The gig economy, also called sharing or access economy, is defined by activities where taxpayers earn income providing on-demand work, services, or goods. This type of work is often carried out via digital platforms such as an app or website. There are many types of sharing economy businesses, including two of the most popular ones: ride-sharing, Uber and Lyft, for example, and home rentals such as Airbnb.

If taxpayers use one of the many online platforms to rent a spare bedroom, provide car rides, or other goods or services, they may be part of the sharing or gig worker economy. Understanding how gig work can affect taxes may sound complicated, but it doesn’t have to be. Let’s take a look at what taxpayers should keep in mind:

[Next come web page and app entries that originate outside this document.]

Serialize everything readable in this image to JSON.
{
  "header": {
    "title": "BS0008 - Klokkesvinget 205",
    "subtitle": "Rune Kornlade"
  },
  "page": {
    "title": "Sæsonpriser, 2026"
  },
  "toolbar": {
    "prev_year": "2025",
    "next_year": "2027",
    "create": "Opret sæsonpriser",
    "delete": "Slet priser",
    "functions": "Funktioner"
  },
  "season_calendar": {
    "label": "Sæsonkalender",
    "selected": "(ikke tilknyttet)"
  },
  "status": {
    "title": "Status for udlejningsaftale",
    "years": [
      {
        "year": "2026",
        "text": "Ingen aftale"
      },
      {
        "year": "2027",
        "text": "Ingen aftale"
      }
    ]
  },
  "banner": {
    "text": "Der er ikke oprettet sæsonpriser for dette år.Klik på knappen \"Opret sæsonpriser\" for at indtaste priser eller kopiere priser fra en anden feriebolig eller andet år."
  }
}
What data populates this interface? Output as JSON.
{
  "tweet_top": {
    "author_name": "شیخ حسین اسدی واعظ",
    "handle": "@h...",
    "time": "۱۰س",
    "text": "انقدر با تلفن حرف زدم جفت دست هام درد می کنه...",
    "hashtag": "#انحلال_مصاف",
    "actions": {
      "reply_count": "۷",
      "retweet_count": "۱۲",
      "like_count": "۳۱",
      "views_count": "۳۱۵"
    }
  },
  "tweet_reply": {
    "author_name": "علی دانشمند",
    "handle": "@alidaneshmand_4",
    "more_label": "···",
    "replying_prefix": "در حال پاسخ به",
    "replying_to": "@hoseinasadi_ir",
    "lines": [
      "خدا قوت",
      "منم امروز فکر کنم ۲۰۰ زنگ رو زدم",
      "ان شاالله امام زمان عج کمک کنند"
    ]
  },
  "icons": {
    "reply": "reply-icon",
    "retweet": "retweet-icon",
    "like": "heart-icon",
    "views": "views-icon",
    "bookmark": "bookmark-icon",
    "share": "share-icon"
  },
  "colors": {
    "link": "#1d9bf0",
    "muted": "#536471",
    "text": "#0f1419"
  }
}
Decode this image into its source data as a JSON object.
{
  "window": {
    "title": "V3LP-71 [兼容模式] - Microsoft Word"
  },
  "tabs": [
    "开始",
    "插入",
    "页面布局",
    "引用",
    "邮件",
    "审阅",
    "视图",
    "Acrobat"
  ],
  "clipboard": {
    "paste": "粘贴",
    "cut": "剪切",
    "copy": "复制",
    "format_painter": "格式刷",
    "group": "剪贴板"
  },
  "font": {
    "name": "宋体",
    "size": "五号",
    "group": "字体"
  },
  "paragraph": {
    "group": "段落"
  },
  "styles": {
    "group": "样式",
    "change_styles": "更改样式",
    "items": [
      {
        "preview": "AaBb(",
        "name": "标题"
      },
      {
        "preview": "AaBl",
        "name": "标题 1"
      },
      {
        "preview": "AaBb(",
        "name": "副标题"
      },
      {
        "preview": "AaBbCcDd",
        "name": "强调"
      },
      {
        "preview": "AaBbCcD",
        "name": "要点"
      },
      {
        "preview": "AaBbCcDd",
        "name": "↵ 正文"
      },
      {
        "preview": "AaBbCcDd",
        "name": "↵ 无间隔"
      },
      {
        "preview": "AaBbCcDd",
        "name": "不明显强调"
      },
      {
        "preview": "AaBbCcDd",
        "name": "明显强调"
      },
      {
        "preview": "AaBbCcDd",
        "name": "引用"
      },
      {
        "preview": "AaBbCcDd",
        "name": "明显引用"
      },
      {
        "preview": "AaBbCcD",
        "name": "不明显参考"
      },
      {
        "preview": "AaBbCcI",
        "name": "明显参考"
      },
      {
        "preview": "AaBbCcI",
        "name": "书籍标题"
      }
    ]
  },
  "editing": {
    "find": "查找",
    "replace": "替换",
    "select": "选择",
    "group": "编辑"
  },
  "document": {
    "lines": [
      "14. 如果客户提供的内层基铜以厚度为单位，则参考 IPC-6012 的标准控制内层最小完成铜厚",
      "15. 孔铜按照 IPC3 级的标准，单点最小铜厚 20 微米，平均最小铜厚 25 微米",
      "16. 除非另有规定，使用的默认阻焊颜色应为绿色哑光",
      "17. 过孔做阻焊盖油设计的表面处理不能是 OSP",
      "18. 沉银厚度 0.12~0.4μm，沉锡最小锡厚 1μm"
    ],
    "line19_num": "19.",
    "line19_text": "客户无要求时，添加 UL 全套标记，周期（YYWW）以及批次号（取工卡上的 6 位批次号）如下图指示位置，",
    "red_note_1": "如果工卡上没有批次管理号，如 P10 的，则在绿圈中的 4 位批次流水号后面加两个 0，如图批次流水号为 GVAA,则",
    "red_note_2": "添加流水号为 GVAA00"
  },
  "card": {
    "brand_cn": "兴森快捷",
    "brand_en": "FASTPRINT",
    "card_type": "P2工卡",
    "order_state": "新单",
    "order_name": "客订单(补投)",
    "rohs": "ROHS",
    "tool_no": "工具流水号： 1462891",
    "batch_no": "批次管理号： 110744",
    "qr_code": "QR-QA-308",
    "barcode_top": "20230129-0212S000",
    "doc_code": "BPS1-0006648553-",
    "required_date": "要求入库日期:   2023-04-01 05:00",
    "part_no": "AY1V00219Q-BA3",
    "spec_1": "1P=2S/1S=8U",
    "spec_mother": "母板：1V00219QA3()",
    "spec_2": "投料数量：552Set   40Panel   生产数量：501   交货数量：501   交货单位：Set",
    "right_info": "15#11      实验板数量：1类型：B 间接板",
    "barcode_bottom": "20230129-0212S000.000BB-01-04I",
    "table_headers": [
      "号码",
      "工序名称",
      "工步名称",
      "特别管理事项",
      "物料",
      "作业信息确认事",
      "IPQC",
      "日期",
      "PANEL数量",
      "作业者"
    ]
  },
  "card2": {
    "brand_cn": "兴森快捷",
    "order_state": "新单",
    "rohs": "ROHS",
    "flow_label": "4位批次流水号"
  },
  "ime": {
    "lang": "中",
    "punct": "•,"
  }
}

Income is Taxable

Whether it’s a full-time job or just a side hustle, taxpayers must report gig economy earnings on their tax returns. Income from these sources is taxable, regardless of whether an individual receives information returns. This is true even if the work is full-time, part-time, or a side job, if an individual is paid in cash, or if an information return like a Form 1099 or Form W2 is issued to the gig worker.


New for 2022: The reporting requirement PDF for issuance of Form 1099-K changed for payments received in 2022 to totals exceeding $600, regardless of the total number of transactions. This means some gig workers will now receive an information return. This is true even if the work is full-time, part-time or if an individual is paid in cash.